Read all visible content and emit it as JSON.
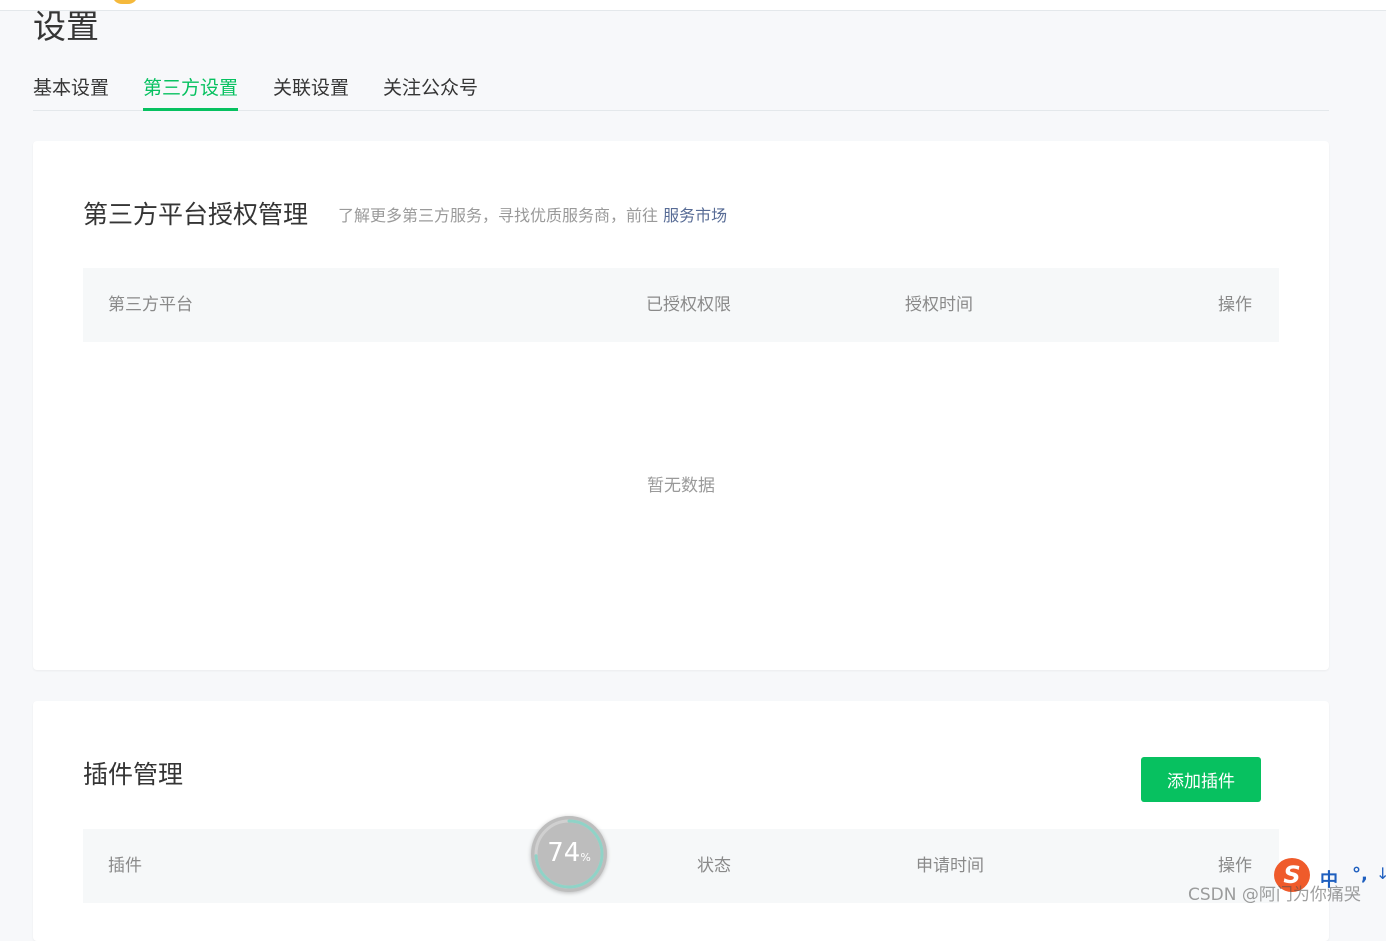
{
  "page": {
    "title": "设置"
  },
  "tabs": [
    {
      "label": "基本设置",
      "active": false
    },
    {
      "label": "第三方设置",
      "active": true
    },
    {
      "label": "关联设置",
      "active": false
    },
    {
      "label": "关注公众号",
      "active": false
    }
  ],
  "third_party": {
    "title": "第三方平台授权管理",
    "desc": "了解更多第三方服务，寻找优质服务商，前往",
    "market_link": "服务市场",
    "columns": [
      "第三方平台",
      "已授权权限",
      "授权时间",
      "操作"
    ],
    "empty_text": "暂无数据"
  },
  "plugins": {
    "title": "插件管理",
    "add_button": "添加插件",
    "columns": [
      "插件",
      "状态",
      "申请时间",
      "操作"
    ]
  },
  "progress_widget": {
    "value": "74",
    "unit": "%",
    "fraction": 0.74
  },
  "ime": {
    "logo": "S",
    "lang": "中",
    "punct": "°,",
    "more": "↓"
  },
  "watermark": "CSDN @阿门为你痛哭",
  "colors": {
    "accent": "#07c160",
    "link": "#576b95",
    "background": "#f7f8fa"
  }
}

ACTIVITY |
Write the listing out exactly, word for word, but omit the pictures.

TASK OUTPUT |
Read all visible content and emit it as JSON.
{
  "page": {
    "title": "设置"
  },
  "tabs": [
    {
      "label": "基本设置",
      "active": false
    },
    {
      "label": "第三方设置",
      "active": true
    },
    {
      "label": "关联设置",
      "active": false
    },
    {
      "label": "关注公众号",
      "active": false
    }
  ],
  "third_party": {
    "title": "第三方平台授权管理",
    "desc": "了解更多第三方服务，寻找优质服务商，前往",
    "market_link": "服务市场",
    "columns": [
      "第三方平台",
      "已授权权限",
      "授权时间",
      "操作"
    ],
    "empty_text": "暂无数据"
  },
  "plugins": {
    "title": "插件管理",
    "add_button": "添加插件",
    "columns": [
      "插件",
      "状态",
      "申请时间",
      "操作"
    ]
  },
  "progress_widget": {
    "value": "74",
    "unit": "%",
    "fraction": 0.74
  },
  "ime": {
    "logo": "S",
    "lang": "中",
    "punct": "°,",
    "more": "↓"
  },
  "watermark": "CSDN @阿门为你痛哭",
  "colors": {
    "accent": "#07c160",
    "link": "#576b95",
    "background": "#f7f8fa"
  }
}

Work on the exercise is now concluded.